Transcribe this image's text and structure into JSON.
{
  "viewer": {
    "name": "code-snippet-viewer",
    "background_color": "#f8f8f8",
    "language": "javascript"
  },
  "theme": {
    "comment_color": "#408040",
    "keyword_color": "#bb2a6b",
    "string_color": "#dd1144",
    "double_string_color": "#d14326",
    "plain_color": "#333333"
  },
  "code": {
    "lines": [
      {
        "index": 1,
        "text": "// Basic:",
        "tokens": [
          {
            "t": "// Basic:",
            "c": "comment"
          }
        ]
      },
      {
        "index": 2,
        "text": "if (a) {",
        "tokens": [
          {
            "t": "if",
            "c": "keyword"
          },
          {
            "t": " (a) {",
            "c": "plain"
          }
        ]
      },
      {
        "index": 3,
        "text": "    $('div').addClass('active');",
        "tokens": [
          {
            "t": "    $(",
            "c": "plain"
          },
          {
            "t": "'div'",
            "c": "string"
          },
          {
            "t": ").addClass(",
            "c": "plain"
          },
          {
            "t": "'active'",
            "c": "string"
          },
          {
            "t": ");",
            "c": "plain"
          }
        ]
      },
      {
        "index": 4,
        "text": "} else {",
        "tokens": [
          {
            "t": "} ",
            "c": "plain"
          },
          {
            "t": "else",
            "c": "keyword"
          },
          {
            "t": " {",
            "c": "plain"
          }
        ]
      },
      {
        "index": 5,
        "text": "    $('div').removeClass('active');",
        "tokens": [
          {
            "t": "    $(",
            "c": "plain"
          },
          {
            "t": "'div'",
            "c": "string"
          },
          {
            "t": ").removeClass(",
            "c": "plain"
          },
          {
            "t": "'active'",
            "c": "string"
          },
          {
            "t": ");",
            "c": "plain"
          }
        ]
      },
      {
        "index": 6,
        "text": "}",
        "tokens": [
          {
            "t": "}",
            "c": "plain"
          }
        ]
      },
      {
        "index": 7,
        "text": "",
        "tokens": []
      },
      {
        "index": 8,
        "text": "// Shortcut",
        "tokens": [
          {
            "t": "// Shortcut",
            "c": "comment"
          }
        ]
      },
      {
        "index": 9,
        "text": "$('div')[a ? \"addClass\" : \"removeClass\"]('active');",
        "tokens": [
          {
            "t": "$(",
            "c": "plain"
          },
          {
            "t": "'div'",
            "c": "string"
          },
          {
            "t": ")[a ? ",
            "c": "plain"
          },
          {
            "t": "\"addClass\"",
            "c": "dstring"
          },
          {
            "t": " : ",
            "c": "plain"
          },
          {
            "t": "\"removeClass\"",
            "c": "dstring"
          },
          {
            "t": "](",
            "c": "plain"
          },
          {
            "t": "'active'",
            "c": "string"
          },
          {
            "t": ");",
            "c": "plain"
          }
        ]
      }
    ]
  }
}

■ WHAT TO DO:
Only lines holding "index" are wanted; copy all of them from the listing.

■ SOLUTION TO THE EXERCISE:
        "index": 1,
        "index": 2,
        "index": 3,
        "index": 4,
        "index": 5,
        "index": 6,
        "index": 7,
        "index": 8,
        "index": 9,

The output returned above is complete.